To ensure the maximal safety of the treatment course with Cytotec, a patient should provide the doctor with all the details of the current health state, underlying issues, and accompanying problems. An individual dose adjustment may be required for people who are diagnosed with any of the following conditions, especially:

  • Irritable bowel syndrome;
  • Inflammatory bowel disease;
  • Dehydration;
  • Heart disorders;
  • Kidney impairments;
  • Stomach abnormalities;
  • Bloody or watery diarrhea, etc.

Cytotec Interactions and Possible Side Effects

A range of other pharmaceuticals, including prescription and non-prescription drugs, herbal supplements, and minerals, may interfere with the influence of Cytotec on the body. Keep in mind that Cytotec interactions with other treatments may lead to devastating side effects and serious health aggravations. Inform your doctor about all the prescription and OTC drugs you are currently taking. The patient should never combine Cytotec with the following remedies:

  • Sodium citrate;
  • Naproxen;
  • Aluminum carbonate;
  • Calcium carbonate;
  • Magnesium carbonate;
  • Magaldrate;
  • Aluminum hydroxide;
  • Quinapril, etc.

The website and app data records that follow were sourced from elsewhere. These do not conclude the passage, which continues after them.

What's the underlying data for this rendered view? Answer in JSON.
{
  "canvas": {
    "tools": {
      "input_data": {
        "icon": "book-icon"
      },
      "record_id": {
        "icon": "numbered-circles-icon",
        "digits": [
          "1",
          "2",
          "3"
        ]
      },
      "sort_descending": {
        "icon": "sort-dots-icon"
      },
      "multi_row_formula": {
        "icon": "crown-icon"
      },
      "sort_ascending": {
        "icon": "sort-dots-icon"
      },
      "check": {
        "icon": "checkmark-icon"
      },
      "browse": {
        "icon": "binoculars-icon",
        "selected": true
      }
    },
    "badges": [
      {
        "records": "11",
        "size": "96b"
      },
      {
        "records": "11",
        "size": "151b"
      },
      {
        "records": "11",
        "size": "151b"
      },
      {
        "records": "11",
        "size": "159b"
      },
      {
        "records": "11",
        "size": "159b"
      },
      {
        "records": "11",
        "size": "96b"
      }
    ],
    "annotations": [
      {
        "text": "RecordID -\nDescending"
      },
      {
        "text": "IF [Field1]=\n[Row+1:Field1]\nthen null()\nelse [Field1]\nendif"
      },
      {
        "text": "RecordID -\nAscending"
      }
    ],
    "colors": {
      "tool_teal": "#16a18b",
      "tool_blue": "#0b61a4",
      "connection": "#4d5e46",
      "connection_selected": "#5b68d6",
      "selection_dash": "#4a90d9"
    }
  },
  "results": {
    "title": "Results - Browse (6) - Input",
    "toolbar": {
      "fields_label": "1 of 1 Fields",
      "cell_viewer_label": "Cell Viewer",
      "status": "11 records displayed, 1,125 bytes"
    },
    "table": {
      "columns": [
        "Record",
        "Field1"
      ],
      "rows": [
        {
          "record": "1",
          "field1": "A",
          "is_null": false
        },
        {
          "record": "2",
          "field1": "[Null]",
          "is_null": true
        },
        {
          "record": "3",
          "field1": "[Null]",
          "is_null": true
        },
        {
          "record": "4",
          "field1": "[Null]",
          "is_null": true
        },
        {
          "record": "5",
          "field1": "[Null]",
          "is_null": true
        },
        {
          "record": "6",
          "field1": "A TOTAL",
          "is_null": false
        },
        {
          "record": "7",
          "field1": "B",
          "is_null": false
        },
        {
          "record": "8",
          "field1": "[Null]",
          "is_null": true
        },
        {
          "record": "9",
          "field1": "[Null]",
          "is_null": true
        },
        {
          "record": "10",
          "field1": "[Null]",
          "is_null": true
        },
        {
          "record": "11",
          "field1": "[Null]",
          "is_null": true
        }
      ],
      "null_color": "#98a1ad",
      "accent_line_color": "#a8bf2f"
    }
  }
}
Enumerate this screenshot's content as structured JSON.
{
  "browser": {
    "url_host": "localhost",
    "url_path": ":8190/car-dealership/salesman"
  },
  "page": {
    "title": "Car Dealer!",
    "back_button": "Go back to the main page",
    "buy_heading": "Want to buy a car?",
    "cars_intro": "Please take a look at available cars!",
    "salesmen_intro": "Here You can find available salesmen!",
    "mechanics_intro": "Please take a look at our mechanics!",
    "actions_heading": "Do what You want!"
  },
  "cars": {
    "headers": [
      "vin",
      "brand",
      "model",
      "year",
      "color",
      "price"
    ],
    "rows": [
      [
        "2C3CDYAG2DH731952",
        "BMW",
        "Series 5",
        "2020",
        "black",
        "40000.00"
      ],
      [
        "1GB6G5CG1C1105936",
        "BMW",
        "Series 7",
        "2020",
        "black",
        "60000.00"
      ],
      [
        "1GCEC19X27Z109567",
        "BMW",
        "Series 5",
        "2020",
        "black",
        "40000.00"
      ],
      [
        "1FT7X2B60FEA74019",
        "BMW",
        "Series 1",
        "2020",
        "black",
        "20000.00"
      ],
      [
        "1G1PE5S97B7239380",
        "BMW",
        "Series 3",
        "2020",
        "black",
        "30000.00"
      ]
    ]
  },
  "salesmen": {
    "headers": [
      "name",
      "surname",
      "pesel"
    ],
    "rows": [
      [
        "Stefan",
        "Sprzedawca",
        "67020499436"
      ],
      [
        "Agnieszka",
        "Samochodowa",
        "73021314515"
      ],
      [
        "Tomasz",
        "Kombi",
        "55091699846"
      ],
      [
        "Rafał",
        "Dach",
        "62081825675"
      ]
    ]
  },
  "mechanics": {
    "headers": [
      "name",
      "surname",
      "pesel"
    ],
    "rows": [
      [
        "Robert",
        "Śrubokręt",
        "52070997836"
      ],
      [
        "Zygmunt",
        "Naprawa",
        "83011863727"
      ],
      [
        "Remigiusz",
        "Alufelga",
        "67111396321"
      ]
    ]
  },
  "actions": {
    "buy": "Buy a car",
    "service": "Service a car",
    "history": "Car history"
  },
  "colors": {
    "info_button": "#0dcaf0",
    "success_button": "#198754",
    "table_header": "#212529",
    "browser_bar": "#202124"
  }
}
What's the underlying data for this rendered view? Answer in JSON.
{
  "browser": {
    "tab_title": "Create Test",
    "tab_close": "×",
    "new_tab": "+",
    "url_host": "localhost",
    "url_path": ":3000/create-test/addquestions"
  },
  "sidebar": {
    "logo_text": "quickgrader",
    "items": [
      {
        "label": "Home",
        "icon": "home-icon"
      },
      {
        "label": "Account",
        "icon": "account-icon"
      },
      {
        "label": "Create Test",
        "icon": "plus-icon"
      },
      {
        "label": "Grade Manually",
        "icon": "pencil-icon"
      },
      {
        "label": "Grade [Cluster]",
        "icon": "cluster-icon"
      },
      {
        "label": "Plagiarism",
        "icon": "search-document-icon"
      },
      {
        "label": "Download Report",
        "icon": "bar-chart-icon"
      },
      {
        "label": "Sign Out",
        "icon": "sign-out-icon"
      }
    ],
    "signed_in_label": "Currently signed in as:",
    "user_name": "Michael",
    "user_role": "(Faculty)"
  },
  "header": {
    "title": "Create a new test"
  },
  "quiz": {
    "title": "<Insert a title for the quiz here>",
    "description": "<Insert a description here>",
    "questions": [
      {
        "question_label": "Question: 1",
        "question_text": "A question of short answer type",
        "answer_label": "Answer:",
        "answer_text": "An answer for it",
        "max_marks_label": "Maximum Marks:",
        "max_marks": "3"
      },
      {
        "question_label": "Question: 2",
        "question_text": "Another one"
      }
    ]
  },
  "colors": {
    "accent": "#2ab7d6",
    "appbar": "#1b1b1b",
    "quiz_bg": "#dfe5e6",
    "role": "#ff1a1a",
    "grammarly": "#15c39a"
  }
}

The combination of these and some other treatments with Cytotec may lead to dangerous consequences. Keep in mind that this is not a complete list of Cytotec interactions, so make sure you provide correct information to your medical specialist.

Symptoms of allergic reactions, skin disorders, and other life-threatening conditions may appear as a result of Cytotec misuse or overuse. Seek immediate medical help if you have noticed any adverse reactions caused by the medication intake, especially breathing abnormalities, hives, swelling of the throat, face, lips, etc.

Contact your doctor the moment you have got the signs of dehydration, such as problems urinating, dry, hot skin, abnormal thirst, or heavy sweating, as well as ongoing symptoms of diarrhea or stomach discomfort.

Common side effects triggered by Cytotec may include:

  • Vaginal bleeding;
  • Abnormal menstrual flow;
  • Vaginal spotting;
  • Severe diarrhea;
  • Upset stomach, pain, nausea or discomfort;
  • Menstrual cramps and others.